The Bechdel, Russo, and Race Test: Vampire Detective – Season 1, Episode 6

Goo-Hyung visited his high school on Vampire Detective, episode 6, and with the help of San and Gyeo-Wool, he discovered who had murdered his classmate and first love.

The Bechdel, Russo, and Race Test

Episode 6 passed the race test but it did not pass the Bechdel or Russo test.

photo719493
Goo-Hyung revisits his old memories.

Episode 6 passed the race test, and the episode easily passed this test because while White people were mentioned a couple of times, the entire cast was Asian and there were many instances where the non-White cast talked to each other without mentioning White people.

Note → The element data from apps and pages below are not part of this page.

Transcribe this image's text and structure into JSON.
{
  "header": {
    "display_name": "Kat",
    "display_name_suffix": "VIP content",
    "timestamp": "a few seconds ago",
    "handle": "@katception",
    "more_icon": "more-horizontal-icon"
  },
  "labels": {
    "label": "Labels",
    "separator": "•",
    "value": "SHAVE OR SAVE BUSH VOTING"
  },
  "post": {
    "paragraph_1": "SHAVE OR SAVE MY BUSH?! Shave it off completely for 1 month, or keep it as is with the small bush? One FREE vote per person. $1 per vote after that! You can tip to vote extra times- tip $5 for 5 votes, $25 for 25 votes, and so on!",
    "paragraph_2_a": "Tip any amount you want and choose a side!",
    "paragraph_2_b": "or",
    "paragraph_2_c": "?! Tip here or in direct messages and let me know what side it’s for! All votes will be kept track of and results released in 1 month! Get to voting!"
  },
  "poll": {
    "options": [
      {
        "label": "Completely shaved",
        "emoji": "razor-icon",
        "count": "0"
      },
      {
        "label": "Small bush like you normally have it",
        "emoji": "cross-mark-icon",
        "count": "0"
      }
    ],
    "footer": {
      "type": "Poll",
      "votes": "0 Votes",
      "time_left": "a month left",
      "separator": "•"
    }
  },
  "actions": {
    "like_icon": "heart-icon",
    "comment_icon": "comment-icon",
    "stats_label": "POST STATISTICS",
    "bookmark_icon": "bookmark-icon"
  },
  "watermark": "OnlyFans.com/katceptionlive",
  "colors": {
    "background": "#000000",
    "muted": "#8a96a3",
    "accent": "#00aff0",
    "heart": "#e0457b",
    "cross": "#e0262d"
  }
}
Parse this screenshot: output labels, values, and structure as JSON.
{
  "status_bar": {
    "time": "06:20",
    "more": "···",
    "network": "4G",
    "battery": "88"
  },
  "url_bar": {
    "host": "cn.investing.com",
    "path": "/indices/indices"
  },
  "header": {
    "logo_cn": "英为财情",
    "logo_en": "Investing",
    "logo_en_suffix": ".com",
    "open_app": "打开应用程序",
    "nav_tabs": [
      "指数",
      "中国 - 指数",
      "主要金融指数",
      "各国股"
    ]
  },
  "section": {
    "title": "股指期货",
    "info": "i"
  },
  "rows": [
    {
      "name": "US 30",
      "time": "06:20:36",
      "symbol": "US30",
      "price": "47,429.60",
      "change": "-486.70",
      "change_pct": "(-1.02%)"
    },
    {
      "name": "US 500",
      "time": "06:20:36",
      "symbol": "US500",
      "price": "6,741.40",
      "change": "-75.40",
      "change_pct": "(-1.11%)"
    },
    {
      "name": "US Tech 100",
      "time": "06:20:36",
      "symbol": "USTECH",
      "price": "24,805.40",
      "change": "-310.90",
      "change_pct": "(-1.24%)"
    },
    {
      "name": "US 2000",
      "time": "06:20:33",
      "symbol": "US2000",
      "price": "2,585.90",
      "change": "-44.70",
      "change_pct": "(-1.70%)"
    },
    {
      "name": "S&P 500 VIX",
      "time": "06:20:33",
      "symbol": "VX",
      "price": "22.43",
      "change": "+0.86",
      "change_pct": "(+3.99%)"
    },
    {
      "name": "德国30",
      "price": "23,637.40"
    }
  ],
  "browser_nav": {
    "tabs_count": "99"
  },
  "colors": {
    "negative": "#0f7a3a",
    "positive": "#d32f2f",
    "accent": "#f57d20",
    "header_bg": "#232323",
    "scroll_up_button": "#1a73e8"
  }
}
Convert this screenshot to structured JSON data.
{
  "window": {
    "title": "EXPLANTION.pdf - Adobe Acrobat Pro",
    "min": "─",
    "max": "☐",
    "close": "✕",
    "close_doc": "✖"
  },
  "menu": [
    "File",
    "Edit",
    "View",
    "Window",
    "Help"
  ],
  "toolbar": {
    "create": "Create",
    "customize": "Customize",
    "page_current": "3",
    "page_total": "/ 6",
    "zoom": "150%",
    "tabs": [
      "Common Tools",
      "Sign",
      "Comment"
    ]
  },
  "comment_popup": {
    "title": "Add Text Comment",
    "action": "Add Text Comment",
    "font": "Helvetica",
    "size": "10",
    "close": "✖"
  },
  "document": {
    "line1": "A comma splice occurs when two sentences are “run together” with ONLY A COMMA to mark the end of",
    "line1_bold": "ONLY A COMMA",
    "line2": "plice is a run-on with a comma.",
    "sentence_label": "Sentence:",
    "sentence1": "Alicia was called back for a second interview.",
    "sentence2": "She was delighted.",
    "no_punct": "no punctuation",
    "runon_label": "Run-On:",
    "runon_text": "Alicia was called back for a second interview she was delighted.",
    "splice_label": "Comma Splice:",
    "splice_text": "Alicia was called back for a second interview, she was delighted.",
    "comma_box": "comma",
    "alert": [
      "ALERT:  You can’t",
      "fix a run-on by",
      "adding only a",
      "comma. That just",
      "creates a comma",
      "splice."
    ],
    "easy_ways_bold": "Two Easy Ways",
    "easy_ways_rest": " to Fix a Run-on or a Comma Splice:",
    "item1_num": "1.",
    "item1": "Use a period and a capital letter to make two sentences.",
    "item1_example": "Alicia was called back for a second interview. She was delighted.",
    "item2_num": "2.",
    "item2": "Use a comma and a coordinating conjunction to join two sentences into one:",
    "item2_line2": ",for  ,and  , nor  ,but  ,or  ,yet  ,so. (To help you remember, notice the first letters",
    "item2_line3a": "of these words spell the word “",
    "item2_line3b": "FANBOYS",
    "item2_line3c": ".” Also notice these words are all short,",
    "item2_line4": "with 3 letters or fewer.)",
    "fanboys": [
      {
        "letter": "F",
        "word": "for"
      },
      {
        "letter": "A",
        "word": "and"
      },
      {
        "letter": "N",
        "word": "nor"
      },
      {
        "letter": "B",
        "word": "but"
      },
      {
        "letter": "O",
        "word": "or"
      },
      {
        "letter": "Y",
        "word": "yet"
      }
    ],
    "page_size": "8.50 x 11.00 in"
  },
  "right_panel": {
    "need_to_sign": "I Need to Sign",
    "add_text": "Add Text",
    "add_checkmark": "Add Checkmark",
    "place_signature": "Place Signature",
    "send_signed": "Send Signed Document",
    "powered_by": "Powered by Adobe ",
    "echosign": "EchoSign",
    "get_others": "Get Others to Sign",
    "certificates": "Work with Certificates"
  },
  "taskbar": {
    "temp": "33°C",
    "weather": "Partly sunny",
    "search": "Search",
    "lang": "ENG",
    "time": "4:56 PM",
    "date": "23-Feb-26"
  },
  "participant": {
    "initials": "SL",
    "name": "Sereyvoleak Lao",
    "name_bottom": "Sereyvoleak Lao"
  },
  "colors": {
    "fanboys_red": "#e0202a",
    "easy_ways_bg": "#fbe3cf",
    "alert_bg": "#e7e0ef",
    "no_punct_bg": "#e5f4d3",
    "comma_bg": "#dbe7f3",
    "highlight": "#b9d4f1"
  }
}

As to the Bechdel test, there were several named women in episode 6 and there were many instances where named women talked to each other, but the episode did not pass the Bechdel test. The reason? Men were always mentioned whenever named women talked to each other.

Episode 6 also failed to pass the Russo test, and the episode did not pass this diversity test because there were no LGBTI characters in episode 6.

*The Bechdel test entails three requirements:
1. It has to have at least two (named) women in it
2. Who talk to each other
3. About something besides a man

**The Vito Russo test entails three requirements:
1. The show contains a character that is identifiably lesbian, gay, bisexual, intersex and/or transgender
2. The character must not be solely or predominately defined by her sexual orientation, gender identity and/or as being intersex
3.The character must be tied into the plot in such a way that her removal would have a significant effect

***The race or people of color (POC) test has three requirements:
1. It has two people of color in it
2. Who talk to each other
3. About something other than a White person

****Just because a show passes the Bechdel, Russo and race test does not mean that it is not sexist, heterosexist, racist and/or cissexist, etc. The Bechdel, Russo and race test is only a bare minimum qualifier for the representation of LGBTI individuals, women and people of color in television. The failure to pass these tests also does not identify whether the central character was a woman, a person of color or a LGBTQI individual and it does not dictate the quality of the show.

Advertisements